### Task instructions
Where a line of the data holds the word "Блог", copy that line.

::: Available data :::

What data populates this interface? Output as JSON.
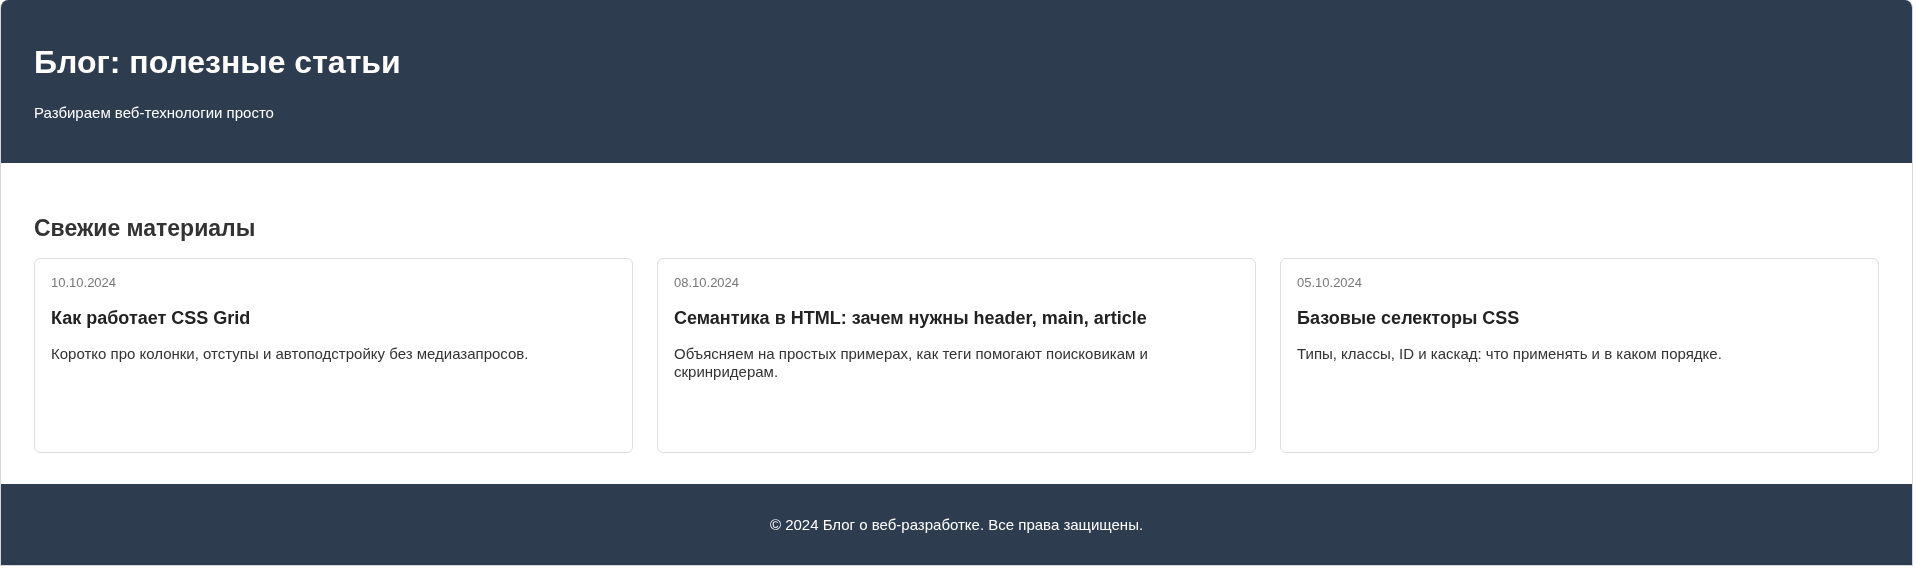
{
  "header": {
    "title": "Блог: полезные статьи",
    "subtitle": "Разбираем веб-технологии просто"
  },
  "section": {
    "title": "Свежие материалы"
  },
  "articles": [
    {
      "date": "10.10.2024",
      "title": "Как работает CSS Grid",
      "summary": "Коротко про колонки, отступы и автоподстройку без медиазапросов."
    },
    {
      "date": "08.10.2024",
      "title": "Семантика в HTML: зачем нужны header, main, article",
      "summary": "Объясняем на простых примерах, как теги помогают поисковикам и скринридерам."
    },
    {
      "date": "05.10.2024",
      "title": "Базовые селекторы CSS",
      "summary": "Типы, классы, ID и каскад: что применять и в каком порядке."
    }
  ],
  "footer": {
    "text": "© 2024 Блог о веб-разработке. Все права защищены."
  }
}
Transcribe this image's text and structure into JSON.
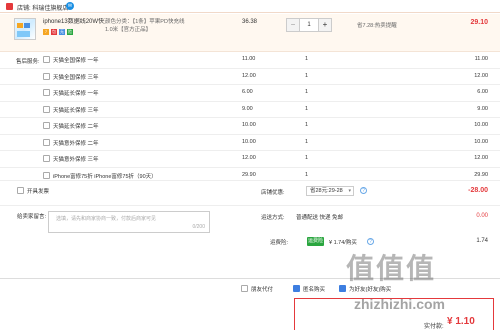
{
  "shop": {
    "name": "店铺: 科瑞佳旗舰店",
    "ww_icon": "wangwang-chat-icon"
  },
  "item": {
    "title_line1": "iphone13数据线20W快充PD手...",
    "badges": [
      "7",
      "包",
      "无",
      "险"
    ],
    "attr_line1": "颜色分类：【1条】苹果PD快充线",
    "attr_line2": "1.0米【官方正品】",
    "price": "36.38",
    "quantity": "1",
    "minus": "−",
    "plus": "+",
    "saved": "省7.28:热卖提醒",
    "subtotal": "29.10"
  },
  "services": {
    "label": "售后服务:",
    "rows": [
      {
        "name": "天猫全国保修 一年",
        "price": "11.00",
        "qty": "1",
        "total": "11.00"
      },
      {
        "name": "天猫全国保修 三年",
        "price": "12.00",
        "qty": "1",
        "total": "12.00"
      },
      {
        "name": "天猫延长保修 一年",
        "price": "6.00",
        "qty": "1",
        "total": "6.00"
      },
      {
        "name": "天猫延长保修 三年",
        "price": "9.00",
        "qty": "1",
        "total": "9.00"
      },
      {
        "name": "天猫延长保修 二年",
        "price": "10.00",
        "qty": "1",
        "total": "10.00"
      },
      {
        "name": "天猫意外保修 二年",
        "price": "10.00",
        "qty": "1",
        "total": "10.00"
      },
      {
        "name": "天猫意外保修 三年",
        "price": "12.00",
        "qty": "1",
        "total": "12.00"
      },
      {
        "name": "iPhone富修75折 iPhone富修75折（90天）",
        "price": "29.90",
        "qty": "1",
        "total": "29.90"
      }
    ]
  },
  "invoice": {
    "label": "开具发票"
  },
  "discount": {
    "label": "店铺优惠:",
    "select": "省28元:29-28",
    "value": "-28.00"
  },
  "message": {
    "label": "给卖家留言:",
    "placeholder": "选填，请先和商家协商一致，付款后商家可见",
    "count": "0/200"
  },
  "shipping": {
    "label": "运送方式:",
    "select": "普通配送 快递 免邮",
    "value": "0.00"
  },
  "insurance": {
    "label": "运费险:",
    "tag": "运费险",
    "text": "¥ 1.74/购买",
    "value": "1.74"
  },
  "footer": {
    "options": [
      {
        "label": "朋友代付",
        "checked": false
      },
      {
        "label": "匿名购买",
        "checked": true
      },
      {
        "label": "为好友(好友)购买",
        "checked": true
      }
    ],
    "pay_label": "实付款:",
    "pay_value": "¥ 1.10"
  },
  "watermark": {
    "logo": "值值值",
    "url": "zhizhizhi.com"
  },
  "colors": {
    "accent": "#e4393c",
    "item_bg": "#fff8f0",
    "link": "#1a8fe3",
    "green": "#2aa63f"
  }
}
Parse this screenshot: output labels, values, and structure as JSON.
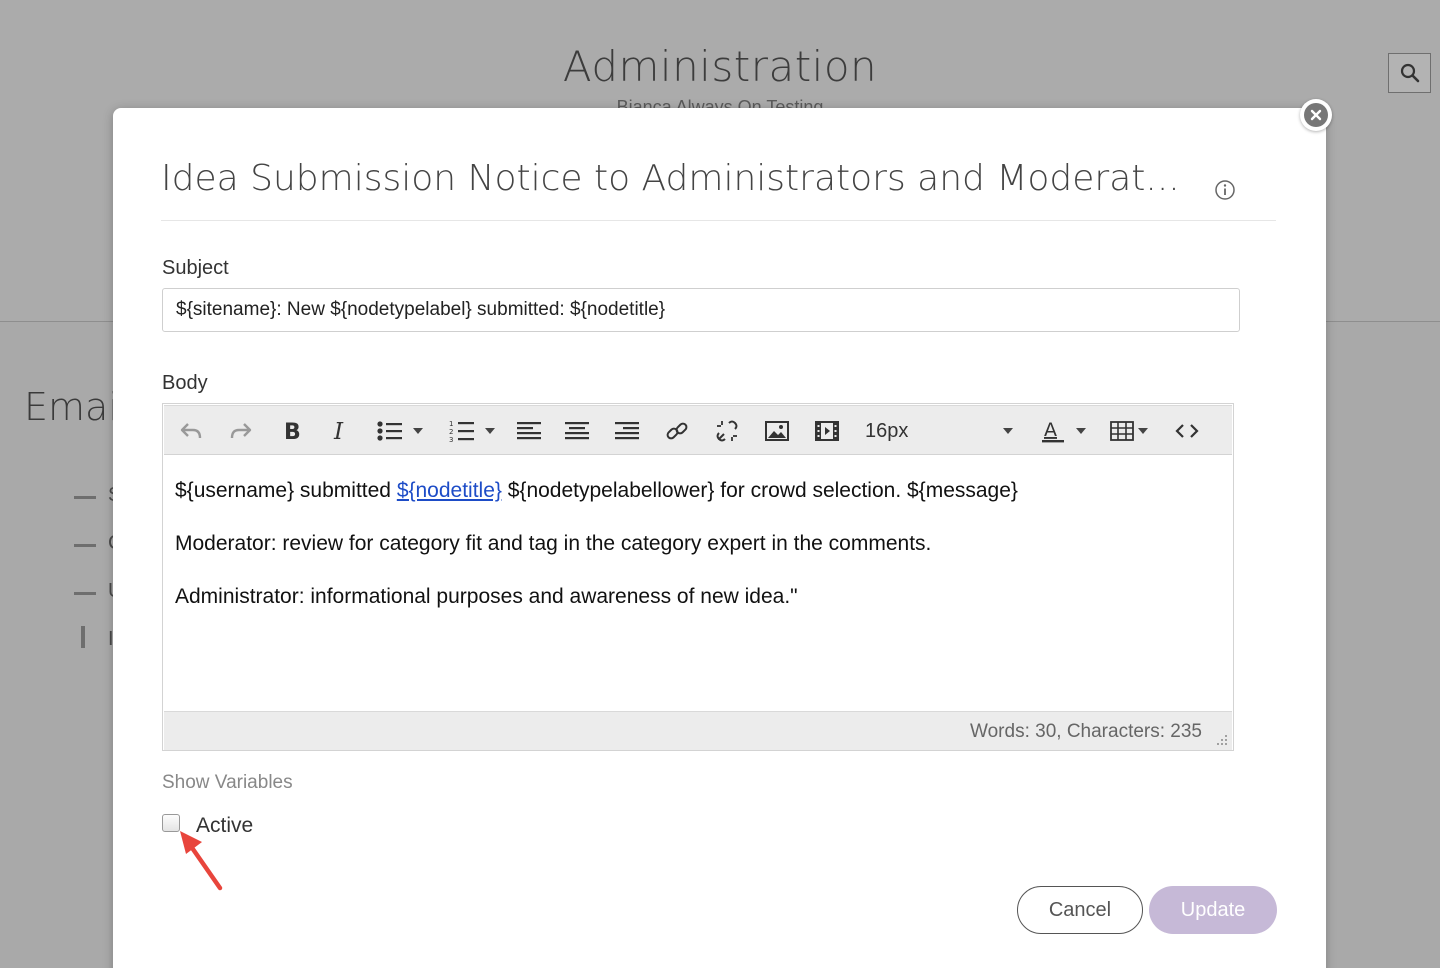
{
  "background": {
    "title": "Administration",
    "subtitle": "Bianca Always On Testing",
    "section_title": "Emai",
    "list_letters": [
      "S",
      "C",
      "U",
      "I"
    ]
  },
  "modal": {
    "title": "Idea Submission Notice to Administrators and Moderat...",
    "subject_label": "Subject",
    "subject_value": "${sitename}: New ${nodetypelabel} submitted: ${nodetitle}",
    "body_label": "Body",
    "toolbar": {
      "font_size": "16px"
    },
    "body": {
      "line1_pre": "${username} submitted ",
      "line1_link": "${nodetitle}",
      "line1_post": " ${nodetypelabellower} for crowd selection. ${message}",
      "line2": "Moderator: review for category fit and tag in the category expert in the comments.",
      "line3": "Administrator: informational purposes and awareness of new idea.\""
    },
    "word_count": "Words: 30, Characters: 235",
    "show_variables": "Show Variables",
    "active_label": "Active",
    "active_checked": false,
    "cancel_label": "Cancel",
    "update_label": "Update"
  },
  "colors": {
    "overlay": "#ababab",
    "update_button": "#c6b9d7",
    "link": "#1d4cc7",
    "annotation_arrow": "#e8453c"
  }
}
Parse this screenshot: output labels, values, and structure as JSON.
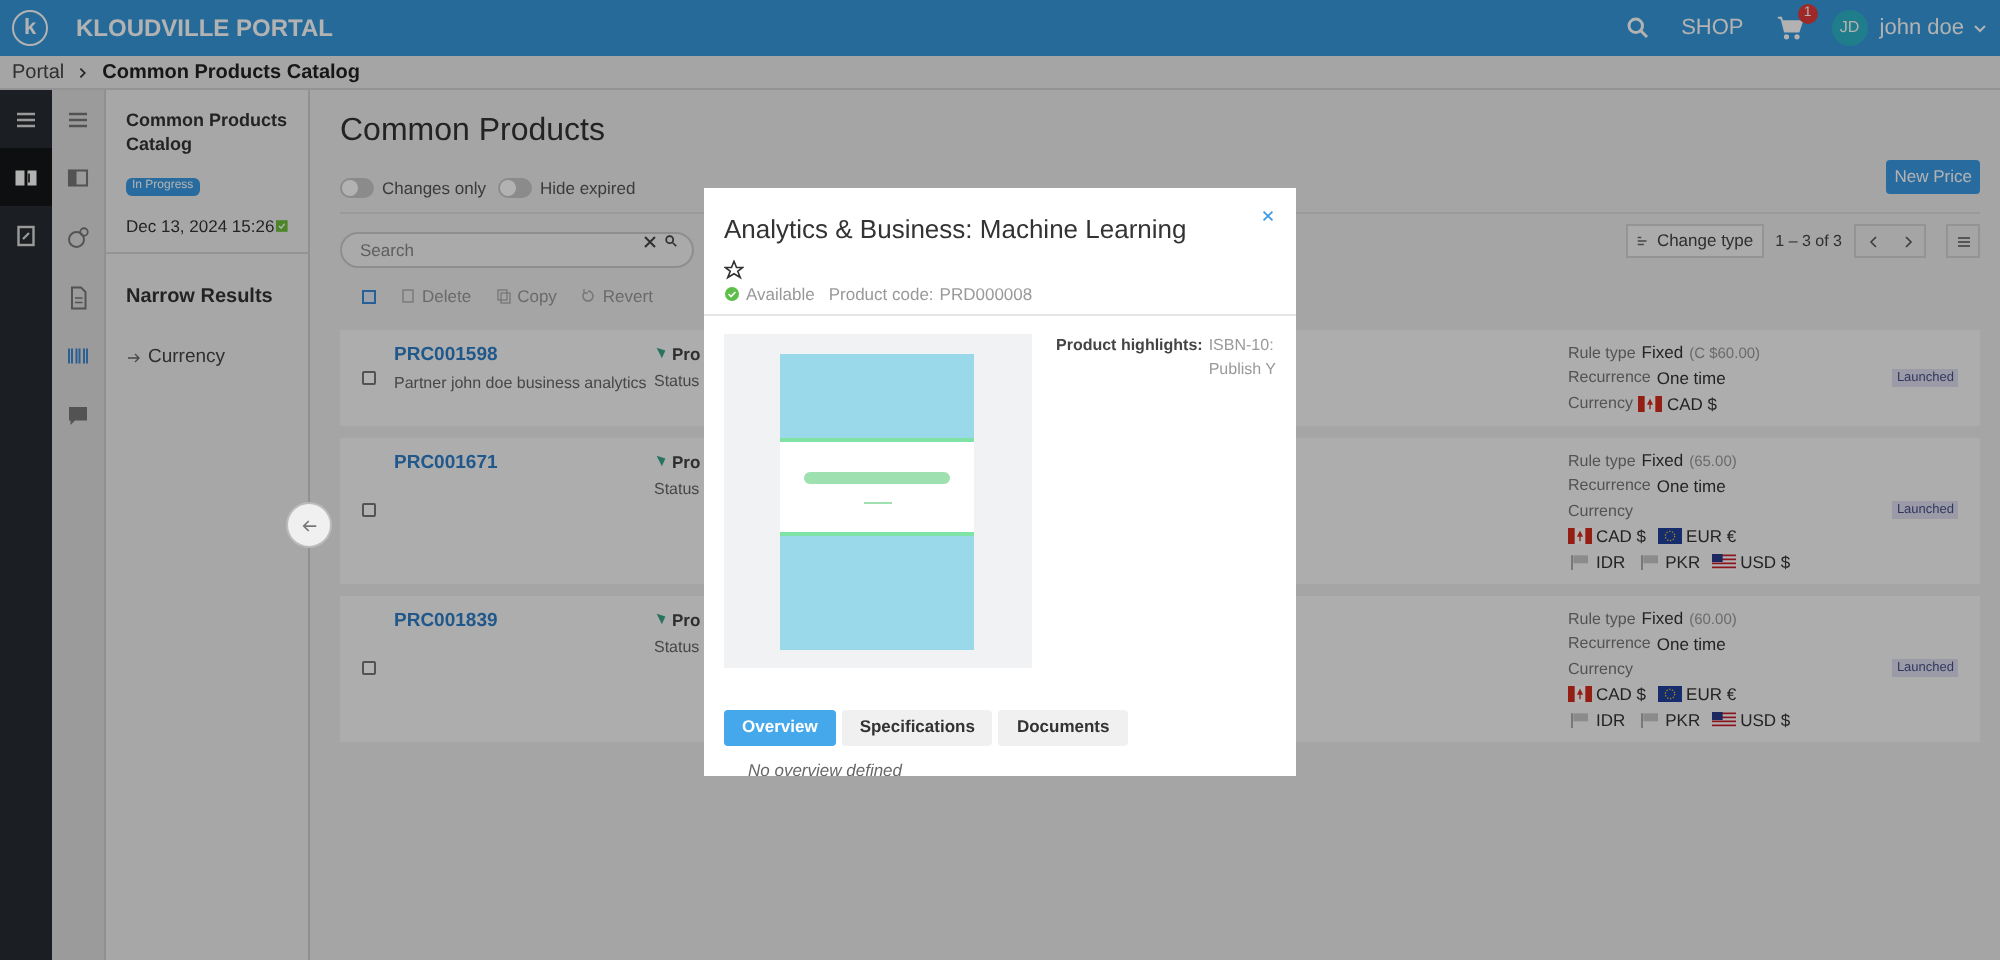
{
  "header": {
    "logo_letter": "k",
    "title": "KLOUDVILLE PORTAL",
    "shop": "SHOP",
    "cart_count": "1",
    "avatar": "JD",
    "user": "john doe"
  },
  "breadcrumb": [
    "Portal",
    "Common Products Catalog"
  ],
  "rail": [
    {
      "selected": false
    },
    {
      "selected": true
    },
    {
      "selected": false
    }
  ],
  "subrail": [
    {
      "selected": false
    },
    {
      "selected": false
    },
    {
      "selected": false
    },
    {
      "selected": false
    },
    {
      "selected": true
    },
    {
      "selected": false
    }
  ],
  "catalog": {
    "title": "Common Products Catalog",
    "badge": "In Progress",
    "date": "Dec 13, 2024 15:26",
    "narrow_title": "Narrow Results",
    "filters": [
      "Currency"
    ]
  },
  "main": {
    "title": "Common Products",
    "toggles": [
      {
        "label": "Changes only",
        "on": false
      },
      {
        "label": "Hide expired",
        "on": false
      }
    ],
    "new_button": "New Price",
    "search": {
      "placeholder": "Search"
    },
    "select_all_checked": false,
    "change_type": "Change type",
    "paging": "1 – 3 of 3",
    "actions": [
      "Delete",
      "Copy",
      "Revert"
    ]
  },
  "rows": [
    {
      "code": "PRC001598",
      "description": "Partner john doe business analytics",
      "col3": "Pro",
      "status": "Status",
      "rule_label": "Rule type",
      "rule": "Fixed",
      "amount": "(C $60.00)",
      "recurrence_label": "Recurrence",
      "recurrence": "One time",
      "currency_label": "Currency",
      "currencies": [
        {
          "kind": "ca",
          "code": "CAD $"
        }
      ],
      "badge": "Launched",
      "checked": false
    },
    {
      "code": "PRC001671",
      "col3": "Pro",
      "status": "Status",
      "rule_label": "Rule type",
      "rule": "Fixed",
      "amount": "(65.00)",
      "recurrence_label": "Recurrence",
      "recurrence": "One time",
      "currency_label": "Currency",
      "currencies": [
        {
          "kind": "ca",
          "code": "CAD $"
        },
        {
          "kind": "eu",
          "code": "EUR €"
        },
        {
          "kind": "generic",
          "code": "IDR"
        },
        {
          "kind": "generic",
          "code": "PKR"
        },
        {
          "kind": "us",
          "code": "USD $"
        }
      ],
      "badge": "Launched",
      "checked": false
    },
    {
      "code": "PRC001839",
      "col3": "Pro",
      "status": "Status",
      "rule_label": "Rule type",
      "rule": "Fixed",
      "amount": "(60.00)",
      "recurrence_label": "Recurrence",
      "recurrence": "One time",
      "currency_label": "Currency",
      "currencies": [
        {
          "kind": "ca",
          "code": "CAD $"
        },
        {
          "kind": "eu",
          "code": "EUR €"
        },
        {
          "kind": "generic",
          "code": "IDR"
        },
        {
          "kind": "generic",
          "code": "PKR"
        },
        {
          "kind": "us",
          "code": "USD $"
        }
      ],
      "badge": "Launched",
      "checked": false
    }
  ],
  "modal": {
    "title": "Analytics & Business: Machine Learning",
    "starred": false,
    "availability": "Available",
    "code_label": "Product code:",
    "code": "PRD000008",
    "highlights_label": "Product highlights:",
    "highlights": [
      "ISBN-10:",
      "Publish Y"
    ],
    "tabs": [
      {
        "label": "Overview",
        "selected": true
      },
      {
        "label": "Specifications",
        "selected": false
      },
      {
        "label": "Documents",
        "selected": false
      }
    ],
    "overview": "No overview defined"
  }
}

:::

### Written solution
    "title": "Блог: полезные статьи",
    "text": "© 2024 Блог о веб-разработке. Все права защищены."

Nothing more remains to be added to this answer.